A stolen Soviet-era anti-aircraft missile has exploded at a recycling centre in eastern Russia, killing two and injuring one.
Police and military investigators have opened a probe into the "illegal acquisition and storage of an explosive device" after two warheads from a S-200 Angara missile were found at the blast site, according to local news website by24.org.
Local authorities said it appeared that the seven-tonne missile had detonated yesterday (10 August) while workers were cutting it down for scrap metal.
The two fatalities and the injury were workers at a scrap metal plant in the Siberian city of Chita, local media said.
The moment of the blast was captured by a passing driver's car dashcam and uploaded to YouTube.
The S-200 Angara is a long rage, medium-to-high altitude surface-to-air missile system designed in the Soviet Union in 1967, and no longer used by the modern Russian army. These weapons have since been superseded by the S-300 and S-400 surface-to-air models.
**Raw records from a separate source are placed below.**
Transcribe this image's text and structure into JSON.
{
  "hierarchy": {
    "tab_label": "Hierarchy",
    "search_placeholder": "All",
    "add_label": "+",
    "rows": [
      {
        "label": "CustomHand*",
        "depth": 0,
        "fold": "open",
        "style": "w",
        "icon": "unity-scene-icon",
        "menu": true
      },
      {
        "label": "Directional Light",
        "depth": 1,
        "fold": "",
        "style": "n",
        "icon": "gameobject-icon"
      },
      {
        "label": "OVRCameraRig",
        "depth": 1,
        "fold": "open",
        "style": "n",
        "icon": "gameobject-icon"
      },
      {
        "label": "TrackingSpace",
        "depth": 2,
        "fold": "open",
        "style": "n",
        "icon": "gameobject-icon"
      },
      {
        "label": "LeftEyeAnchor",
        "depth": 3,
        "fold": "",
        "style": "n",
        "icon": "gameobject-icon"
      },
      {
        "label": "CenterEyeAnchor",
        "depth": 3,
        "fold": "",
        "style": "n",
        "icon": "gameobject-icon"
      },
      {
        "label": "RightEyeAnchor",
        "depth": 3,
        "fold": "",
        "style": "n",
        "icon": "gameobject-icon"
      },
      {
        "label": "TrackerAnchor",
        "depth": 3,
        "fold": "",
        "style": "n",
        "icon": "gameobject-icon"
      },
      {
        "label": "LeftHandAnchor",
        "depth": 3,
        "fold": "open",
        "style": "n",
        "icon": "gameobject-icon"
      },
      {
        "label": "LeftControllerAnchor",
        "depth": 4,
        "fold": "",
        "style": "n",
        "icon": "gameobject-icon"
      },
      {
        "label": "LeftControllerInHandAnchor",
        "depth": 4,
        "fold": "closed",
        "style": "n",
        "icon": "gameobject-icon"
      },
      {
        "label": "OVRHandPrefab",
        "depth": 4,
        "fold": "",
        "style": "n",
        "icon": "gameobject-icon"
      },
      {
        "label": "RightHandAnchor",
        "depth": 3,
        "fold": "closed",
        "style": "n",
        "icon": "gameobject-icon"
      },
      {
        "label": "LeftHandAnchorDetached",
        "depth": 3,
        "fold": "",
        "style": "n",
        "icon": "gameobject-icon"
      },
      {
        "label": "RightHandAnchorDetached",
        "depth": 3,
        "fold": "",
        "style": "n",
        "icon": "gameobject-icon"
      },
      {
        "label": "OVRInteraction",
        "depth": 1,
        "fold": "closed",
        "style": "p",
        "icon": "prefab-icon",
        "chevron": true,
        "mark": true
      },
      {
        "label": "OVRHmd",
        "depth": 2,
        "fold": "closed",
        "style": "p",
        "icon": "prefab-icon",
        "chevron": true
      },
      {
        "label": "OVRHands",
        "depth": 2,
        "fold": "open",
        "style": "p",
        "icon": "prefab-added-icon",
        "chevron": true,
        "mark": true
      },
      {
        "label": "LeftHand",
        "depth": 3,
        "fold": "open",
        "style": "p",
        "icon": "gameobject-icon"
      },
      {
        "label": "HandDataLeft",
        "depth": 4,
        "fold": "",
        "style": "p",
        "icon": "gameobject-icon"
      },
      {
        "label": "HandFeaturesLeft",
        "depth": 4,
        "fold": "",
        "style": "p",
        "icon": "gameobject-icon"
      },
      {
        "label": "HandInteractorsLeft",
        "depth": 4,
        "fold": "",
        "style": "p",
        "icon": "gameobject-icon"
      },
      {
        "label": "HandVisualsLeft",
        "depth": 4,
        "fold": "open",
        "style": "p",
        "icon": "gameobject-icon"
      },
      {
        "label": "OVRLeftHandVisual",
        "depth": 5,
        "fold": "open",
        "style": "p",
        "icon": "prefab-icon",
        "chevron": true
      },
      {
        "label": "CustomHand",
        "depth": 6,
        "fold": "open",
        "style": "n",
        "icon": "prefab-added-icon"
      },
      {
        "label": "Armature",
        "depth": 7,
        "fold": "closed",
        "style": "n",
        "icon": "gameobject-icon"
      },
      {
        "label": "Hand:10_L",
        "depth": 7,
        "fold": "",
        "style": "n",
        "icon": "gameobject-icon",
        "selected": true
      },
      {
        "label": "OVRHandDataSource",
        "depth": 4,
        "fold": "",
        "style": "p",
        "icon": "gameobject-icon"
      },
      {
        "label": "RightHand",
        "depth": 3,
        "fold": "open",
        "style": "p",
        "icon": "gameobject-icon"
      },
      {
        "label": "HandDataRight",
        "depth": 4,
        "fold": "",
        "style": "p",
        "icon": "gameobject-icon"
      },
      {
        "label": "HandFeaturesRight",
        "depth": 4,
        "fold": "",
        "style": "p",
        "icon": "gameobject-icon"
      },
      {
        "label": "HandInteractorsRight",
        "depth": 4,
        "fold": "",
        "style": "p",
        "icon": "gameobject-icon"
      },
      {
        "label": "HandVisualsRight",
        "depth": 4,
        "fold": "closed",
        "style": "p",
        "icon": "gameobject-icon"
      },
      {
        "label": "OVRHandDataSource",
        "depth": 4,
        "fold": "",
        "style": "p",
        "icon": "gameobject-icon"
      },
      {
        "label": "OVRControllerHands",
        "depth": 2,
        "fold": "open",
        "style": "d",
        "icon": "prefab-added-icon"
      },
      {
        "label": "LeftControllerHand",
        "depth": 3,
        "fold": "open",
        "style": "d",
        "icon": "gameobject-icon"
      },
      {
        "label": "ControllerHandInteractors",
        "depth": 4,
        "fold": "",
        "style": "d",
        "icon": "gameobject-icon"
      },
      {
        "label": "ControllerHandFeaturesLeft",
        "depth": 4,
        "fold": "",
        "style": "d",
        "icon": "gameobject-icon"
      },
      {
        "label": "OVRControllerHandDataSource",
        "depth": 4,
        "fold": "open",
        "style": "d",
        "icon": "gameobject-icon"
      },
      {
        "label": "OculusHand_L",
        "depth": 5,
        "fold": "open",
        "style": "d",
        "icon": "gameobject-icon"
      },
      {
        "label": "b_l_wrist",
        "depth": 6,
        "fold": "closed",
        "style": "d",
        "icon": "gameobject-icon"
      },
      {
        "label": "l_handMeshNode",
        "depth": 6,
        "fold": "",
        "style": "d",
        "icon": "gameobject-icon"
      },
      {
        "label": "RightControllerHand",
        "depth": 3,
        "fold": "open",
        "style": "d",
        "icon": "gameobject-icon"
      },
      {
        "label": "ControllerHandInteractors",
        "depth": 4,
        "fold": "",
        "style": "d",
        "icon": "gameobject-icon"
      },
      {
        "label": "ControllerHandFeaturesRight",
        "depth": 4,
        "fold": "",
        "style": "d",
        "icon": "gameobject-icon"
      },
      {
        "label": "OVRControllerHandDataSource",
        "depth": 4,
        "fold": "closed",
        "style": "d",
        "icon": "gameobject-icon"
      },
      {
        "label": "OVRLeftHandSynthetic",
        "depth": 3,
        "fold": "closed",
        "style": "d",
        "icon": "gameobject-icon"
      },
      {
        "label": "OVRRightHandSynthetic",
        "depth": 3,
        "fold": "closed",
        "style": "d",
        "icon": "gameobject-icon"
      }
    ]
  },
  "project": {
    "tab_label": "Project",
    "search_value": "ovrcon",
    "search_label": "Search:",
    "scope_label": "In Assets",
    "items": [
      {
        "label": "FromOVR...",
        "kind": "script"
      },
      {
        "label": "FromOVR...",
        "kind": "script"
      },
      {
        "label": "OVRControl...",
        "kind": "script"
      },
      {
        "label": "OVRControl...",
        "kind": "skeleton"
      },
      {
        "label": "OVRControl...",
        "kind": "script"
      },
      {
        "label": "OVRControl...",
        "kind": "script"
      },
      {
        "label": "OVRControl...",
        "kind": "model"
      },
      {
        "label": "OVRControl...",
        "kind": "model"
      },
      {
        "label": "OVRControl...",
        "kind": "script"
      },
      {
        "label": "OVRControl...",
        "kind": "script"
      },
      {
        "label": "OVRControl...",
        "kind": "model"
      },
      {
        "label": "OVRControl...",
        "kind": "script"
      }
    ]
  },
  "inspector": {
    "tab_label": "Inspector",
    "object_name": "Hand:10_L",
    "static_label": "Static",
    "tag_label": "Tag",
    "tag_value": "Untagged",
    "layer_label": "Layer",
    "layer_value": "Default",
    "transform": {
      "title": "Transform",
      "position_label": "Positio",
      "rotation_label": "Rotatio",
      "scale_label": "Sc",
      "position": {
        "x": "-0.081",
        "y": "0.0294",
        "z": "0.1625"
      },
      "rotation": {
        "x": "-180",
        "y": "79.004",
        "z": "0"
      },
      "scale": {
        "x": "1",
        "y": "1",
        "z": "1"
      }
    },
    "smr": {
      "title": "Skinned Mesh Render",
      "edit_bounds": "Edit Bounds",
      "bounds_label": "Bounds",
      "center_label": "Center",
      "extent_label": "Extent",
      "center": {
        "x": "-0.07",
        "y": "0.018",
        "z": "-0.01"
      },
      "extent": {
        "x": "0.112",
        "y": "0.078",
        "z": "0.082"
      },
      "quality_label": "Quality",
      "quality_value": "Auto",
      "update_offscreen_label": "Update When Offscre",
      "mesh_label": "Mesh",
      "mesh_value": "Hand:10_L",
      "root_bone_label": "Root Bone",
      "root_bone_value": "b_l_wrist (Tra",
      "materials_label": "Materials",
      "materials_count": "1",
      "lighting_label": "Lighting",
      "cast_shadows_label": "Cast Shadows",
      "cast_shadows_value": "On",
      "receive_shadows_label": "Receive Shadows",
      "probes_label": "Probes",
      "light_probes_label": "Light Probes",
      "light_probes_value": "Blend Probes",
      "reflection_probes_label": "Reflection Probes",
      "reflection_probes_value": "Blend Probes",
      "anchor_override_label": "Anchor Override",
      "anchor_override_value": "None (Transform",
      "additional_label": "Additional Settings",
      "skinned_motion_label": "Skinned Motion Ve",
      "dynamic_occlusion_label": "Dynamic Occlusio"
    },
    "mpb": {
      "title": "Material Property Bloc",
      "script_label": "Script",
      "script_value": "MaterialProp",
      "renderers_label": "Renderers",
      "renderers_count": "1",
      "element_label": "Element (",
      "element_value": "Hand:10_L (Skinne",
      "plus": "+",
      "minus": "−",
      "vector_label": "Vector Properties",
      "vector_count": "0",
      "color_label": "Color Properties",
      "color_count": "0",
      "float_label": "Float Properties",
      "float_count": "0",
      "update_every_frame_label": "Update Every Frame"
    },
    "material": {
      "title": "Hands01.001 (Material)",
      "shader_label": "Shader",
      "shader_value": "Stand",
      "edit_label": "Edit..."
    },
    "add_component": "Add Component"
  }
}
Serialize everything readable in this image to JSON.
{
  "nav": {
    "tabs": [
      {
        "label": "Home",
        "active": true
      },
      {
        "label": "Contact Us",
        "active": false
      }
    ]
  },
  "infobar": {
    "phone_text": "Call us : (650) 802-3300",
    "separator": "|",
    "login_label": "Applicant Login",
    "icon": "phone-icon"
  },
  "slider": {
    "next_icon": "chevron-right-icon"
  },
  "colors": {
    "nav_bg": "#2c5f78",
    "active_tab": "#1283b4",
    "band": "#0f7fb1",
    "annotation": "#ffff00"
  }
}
Selling weapons for scrap is not unusual in remote Russian regions. Last month the National Guard in the Kaliningrad region reported discovering World War II shells at a local scrapyard.